■ **The problem**: I need all the entries repeated exactly as written.
Start of Exercise data
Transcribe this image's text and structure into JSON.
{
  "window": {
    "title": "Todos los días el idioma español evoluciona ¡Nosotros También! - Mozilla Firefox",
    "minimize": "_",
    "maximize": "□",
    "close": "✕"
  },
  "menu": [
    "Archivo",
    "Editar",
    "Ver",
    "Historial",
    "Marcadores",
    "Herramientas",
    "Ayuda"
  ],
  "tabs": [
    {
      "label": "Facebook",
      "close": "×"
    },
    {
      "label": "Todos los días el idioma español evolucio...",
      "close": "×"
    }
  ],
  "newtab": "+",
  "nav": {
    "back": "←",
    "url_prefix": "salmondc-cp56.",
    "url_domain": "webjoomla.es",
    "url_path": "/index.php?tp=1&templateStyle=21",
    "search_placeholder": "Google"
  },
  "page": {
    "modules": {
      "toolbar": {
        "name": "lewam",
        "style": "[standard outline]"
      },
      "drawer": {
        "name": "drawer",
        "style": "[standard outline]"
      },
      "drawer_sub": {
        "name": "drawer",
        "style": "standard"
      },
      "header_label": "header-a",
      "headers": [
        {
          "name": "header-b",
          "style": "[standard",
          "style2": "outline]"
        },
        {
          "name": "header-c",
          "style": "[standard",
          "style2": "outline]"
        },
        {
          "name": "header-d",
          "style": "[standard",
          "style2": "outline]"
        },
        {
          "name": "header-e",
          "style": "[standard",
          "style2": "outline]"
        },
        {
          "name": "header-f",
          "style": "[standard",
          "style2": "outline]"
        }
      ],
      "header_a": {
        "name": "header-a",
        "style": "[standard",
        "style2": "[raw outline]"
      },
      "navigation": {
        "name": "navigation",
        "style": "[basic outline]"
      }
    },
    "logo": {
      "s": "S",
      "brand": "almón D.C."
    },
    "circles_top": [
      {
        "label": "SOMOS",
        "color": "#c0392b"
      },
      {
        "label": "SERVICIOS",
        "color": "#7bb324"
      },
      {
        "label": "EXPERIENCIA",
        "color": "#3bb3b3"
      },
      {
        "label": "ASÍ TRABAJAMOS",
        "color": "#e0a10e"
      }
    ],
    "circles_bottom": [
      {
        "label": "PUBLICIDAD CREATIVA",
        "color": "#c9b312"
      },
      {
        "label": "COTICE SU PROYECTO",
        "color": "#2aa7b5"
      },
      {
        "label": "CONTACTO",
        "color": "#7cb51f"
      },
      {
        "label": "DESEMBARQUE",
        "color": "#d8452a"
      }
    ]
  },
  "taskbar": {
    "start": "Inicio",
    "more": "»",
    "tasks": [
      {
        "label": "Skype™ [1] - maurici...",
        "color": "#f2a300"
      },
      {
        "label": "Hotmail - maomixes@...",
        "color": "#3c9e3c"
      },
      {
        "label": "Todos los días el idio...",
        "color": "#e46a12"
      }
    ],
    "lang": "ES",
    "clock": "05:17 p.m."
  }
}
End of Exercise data
■ **Answer area**:
Transcribe this image's text and structure into JSON.
{
  "window": {
    "title": "Todos los días el idioma español evoluciona ¡Nosotros También! - Mozilla Firefox",
    "minimize": "_",
    "maximize": "□",
    "close": "✕"
  },
  "menu": [
    "Archivo",
    "Editar",
    "Ver",
    "Historial",
    "Marcadores",
    "Herramientas",
    "Ayuda"
  ],
  "tabs": [
    {
      "label": "Facebook",
      "close": "×"
    },
    {
      "label": "Todos los días el idioma español evolucio...",
      "close": "×"
    }
  ],
  "newtab": "+",
  "nav": {
    "back": "←",
    "url_prefix": "salmondc-cp56.",
    "url_domain": "webjoomla.es",
    "url_path": "/index.php?tp=1&templateStyle=21",
    "search_placeholder": "Google"
  },
  "page": {
    "modules": {
      "toolbar": {
        "name": "lewam",
        "style": "[standard outline]"
      },
      "drawer": {
        "name": "drawer",
        "style": "[standard outline]"
      },
      "drawer_sub": {
        "name": "drawer",
        "style": "standard"
      },
      "header_label": "header-a",
      "headers": [
        {
          "name": "header-b",
          "style": "[standard",
          "style2": "outline]"
        },
        {
          "name": "header-c",
          "style": "[standard",
          "style2": "outline]"
        },
        {
          "name": "header-d",
          "style": "[standard",
          "style2": "outline]"
        },
        {
          "name": "header-e",
          "style": "[standard",
          "style2": "outline]"
        },
        {
          "name": "header-f",
          "style": "[standard",
          "style2": "outline]"
        }
      ],
      "header_a": {
        "name": "header-a",
        "style": "[standard",
        "style2": "[raw outline]"
      },
      "navigation": {
        "name": "navigation",
        "style": "[basic outline]"
      }
    },
    "logo": {
      "s": "S",
      "brand": "almón D.C."
    },
    "circles_top": [
      {
        "label": "SOMOS",
        "color": "#c0392b"
      },
      {
        "label": "SERVICIOS",
        "color": "#7bb324"
      },
      {
        "label": "EXPERIENCIA",
        "color": "#3bb3b3"
      },
      {
        "label": "ASÍ TRABAJAMOS",
        "color": "#e0a10e"
      }
    ],
    "circles_bottom": [
      {
        "label": "PUBLICIDAD CREATIVA",
        "color": "#c9b312"
      },
      {
        "label": "COTICE SU PROYECTO",
        "color": "#2aa7b5"
      },
      {
        "label": "CONTACTO",
        "color": "#7cb51f"
      },
      {
        "label": "DESEMBARQUE",
        "color": "#d8452a"
      }
    ]
  },
  "taskbar": {
    "start": "Inicio",
    "more": "»",
    "tasks": [
      {
        "label": "Skype™ [1] - maurici...",
        "color": "#f2a300"
      },
      {
        "label": "Hotmail - maomixes@...",
        "color": "#3c9e3c"
      },
      {
        "label": "Todos los días el idio...",
        "color": "#e46a12"
      }
    ],
    "lang": "ES",
    "clock": "05:17 p.m."
  }
}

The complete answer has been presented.